ACTIVITY:
Extract the lines that carry the string "created" from the listing.

SOURCE MATERIAL:
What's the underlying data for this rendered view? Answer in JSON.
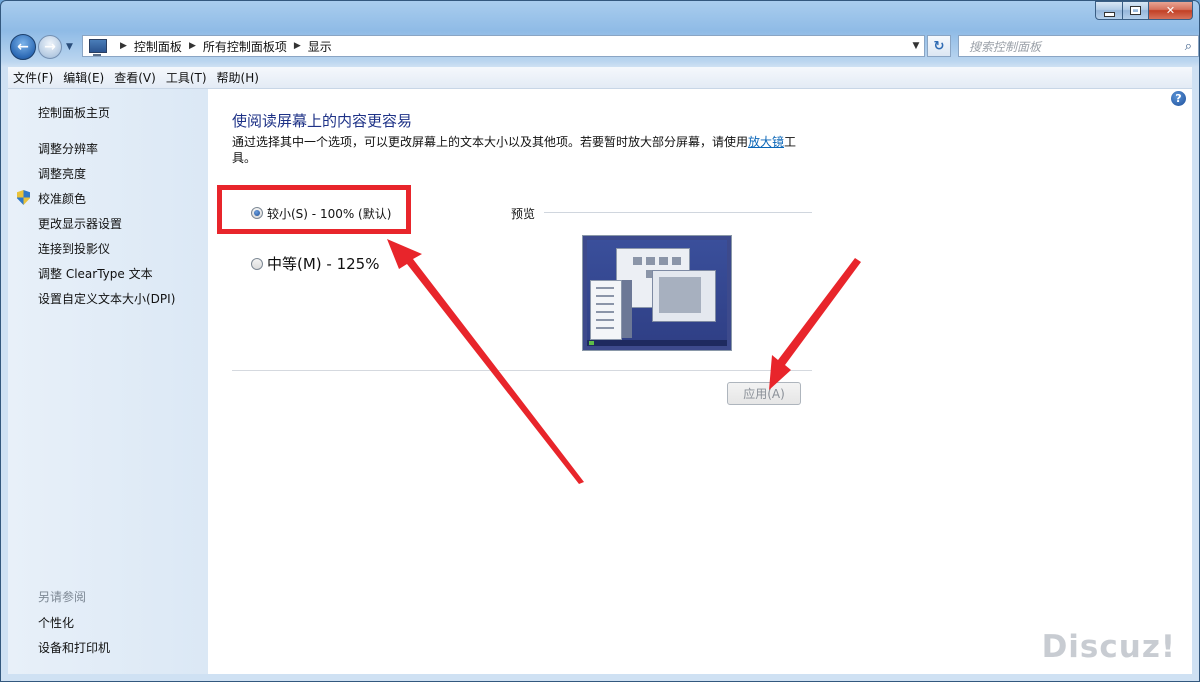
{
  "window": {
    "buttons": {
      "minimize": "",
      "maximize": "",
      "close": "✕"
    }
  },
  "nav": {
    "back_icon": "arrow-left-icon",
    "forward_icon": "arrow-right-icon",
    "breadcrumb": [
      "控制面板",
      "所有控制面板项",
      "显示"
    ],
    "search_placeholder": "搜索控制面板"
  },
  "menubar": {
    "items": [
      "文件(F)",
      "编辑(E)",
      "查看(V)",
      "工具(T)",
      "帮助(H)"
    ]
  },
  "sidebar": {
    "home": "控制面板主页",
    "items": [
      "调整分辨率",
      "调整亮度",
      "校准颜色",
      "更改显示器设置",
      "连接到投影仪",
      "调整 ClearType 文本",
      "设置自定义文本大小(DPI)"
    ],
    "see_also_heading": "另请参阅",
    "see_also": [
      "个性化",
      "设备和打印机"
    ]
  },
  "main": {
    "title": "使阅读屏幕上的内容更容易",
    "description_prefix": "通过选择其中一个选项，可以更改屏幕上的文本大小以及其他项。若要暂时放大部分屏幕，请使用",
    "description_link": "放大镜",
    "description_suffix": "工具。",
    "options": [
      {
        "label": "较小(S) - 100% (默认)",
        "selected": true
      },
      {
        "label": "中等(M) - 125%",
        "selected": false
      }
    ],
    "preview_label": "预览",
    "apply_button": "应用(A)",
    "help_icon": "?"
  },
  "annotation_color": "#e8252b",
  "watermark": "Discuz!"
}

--

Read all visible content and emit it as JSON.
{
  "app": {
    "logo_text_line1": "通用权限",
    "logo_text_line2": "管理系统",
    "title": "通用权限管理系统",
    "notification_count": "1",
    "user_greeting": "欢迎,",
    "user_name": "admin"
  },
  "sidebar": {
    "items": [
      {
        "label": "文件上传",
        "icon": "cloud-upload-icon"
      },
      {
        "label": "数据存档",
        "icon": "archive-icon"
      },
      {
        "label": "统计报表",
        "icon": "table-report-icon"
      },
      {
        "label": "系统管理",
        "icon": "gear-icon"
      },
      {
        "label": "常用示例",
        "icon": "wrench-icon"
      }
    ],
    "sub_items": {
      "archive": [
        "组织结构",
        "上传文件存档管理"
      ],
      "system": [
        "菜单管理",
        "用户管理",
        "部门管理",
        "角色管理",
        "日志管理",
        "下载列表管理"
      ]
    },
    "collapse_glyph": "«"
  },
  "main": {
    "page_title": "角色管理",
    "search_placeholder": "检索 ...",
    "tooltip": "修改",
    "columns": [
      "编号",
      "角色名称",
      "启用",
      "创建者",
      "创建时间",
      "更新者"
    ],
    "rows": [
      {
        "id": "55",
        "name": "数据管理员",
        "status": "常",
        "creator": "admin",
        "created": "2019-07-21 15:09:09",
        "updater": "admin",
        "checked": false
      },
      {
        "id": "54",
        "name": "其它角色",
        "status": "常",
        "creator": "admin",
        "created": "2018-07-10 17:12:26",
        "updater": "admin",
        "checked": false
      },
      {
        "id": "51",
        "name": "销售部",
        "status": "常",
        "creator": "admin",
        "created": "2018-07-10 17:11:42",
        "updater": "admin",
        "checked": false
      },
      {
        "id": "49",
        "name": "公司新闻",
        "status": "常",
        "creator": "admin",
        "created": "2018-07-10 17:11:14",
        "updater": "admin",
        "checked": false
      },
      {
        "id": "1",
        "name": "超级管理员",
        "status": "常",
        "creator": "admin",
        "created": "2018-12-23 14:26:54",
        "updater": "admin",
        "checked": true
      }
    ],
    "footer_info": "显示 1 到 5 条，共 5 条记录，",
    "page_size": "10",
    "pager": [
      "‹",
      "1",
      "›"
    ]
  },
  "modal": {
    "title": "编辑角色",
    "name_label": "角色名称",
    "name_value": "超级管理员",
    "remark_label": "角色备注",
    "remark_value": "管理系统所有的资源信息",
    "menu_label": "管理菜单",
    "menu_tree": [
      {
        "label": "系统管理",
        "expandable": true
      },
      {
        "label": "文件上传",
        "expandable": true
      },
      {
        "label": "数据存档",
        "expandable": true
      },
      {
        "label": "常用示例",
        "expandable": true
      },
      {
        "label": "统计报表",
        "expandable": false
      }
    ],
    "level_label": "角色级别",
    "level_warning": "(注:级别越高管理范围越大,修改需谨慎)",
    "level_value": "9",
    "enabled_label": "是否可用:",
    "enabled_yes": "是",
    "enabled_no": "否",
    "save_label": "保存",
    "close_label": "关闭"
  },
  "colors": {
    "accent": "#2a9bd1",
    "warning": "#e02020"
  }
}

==

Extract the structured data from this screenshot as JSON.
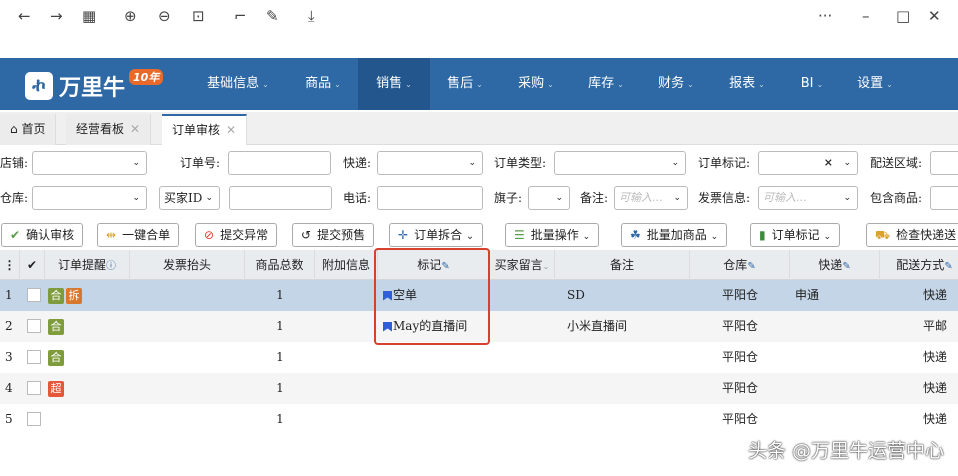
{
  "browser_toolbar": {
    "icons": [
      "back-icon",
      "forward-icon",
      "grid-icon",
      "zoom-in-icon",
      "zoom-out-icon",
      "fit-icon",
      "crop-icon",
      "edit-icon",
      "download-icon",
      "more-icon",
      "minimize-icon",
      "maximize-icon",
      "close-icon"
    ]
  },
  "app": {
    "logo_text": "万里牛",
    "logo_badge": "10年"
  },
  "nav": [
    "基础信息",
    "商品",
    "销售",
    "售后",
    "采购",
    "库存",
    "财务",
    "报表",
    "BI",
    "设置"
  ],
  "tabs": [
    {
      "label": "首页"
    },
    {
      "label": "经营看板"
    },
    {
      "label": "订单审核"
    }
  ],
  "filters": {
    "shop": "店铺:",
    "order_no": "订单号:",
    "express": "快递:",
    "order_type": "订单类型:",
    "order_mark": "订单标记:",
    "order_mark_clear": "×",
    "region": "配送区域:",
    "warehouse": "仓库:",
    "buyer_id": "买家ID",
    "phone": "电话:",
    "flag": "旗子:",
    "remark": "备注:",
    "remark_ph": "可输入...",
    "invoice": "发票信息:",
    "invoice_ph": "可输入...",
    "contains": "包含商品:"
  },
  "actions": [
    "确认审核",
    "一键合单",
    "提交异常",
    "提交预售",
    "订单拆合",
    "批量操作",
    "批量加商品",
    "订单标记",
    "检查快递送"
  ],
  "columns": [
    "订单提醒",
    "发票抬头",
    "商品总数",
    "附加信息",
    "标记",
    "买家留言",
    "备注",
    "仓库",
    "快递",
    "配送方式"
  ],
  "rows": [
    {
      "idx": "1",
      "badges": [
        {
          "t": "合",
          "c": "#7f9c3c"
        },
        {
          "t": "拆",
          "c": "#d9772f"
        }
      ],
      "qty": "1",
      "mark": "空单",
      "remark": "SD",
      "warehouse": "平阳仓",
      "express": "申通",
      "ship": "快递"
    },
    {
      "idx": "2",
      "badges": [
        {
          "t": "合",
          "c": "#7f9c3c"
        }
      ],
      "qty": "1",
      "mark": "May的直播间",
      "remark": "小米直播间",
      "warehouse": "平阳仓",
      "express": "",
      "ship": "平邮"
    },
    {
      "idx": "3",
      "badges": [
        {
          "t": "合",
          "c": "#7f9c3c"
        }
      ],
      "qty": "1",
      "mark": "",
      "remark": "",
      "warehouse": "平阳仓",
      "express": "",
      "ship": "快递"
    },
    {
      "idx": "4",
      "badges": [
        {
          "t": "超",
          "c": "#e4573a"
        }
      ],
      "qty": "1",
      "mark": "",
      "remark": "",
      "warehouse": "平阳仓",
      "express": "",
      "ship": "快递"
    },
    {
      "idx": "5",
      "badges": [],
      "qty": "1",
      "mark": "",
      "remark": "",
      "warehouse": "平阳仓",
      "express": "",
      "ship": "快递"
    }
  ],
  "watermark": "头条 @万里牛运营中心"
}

ANSWER TO THIS TASK:
        "created": "2019-07-21 15:09:09",
        "created": "2018-07-10 17:12:26",
        "created": "2018-07-10 17:11:42",
        "created": "2018-07-10 17:11:14",
        "created": "2018-12-23 14:26:54",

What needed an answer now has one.